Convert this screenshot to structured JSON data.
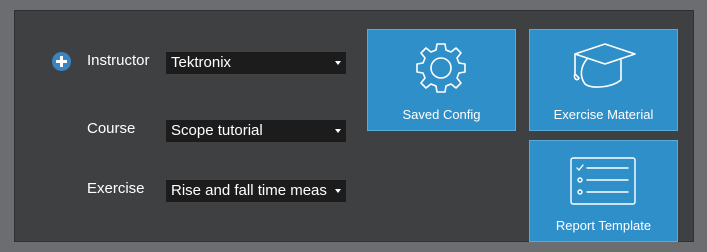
{
  "form": {
    "instructor": {
      "label": "Instructor",
      "value": "Tektronix"
    },
    "course": {
      "label": "Course",
      "value": "Scope tutorial"
    },
    "exercise": {
      "label": "Exercise",
      "value": "Rise and fall time meas"
    }
  },
  "tiles": {
    "saved_config": {
      "label": "Saved Config",
      "icon": "gear-icon"
    },
    "exercise_material": {
      "label": "Exercise Material",
      "icon": "graduation-cap-icon"
    },
    "report_template": {
      "label": "Report Template",
      "icon": "checklist-icon"
    }
  },
  "colors": {
    "accent": "#2f8fc9",
    "panel": "#3f4042",
    "dropdown": "#1c1c1c"
  }
}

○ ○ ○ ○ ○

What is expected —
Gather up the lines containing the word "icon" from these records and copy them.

Expected answer —
      "icon": "gear-icon"
      "icon": "graduation-cap-icon"
      "icon": "checklist-icon"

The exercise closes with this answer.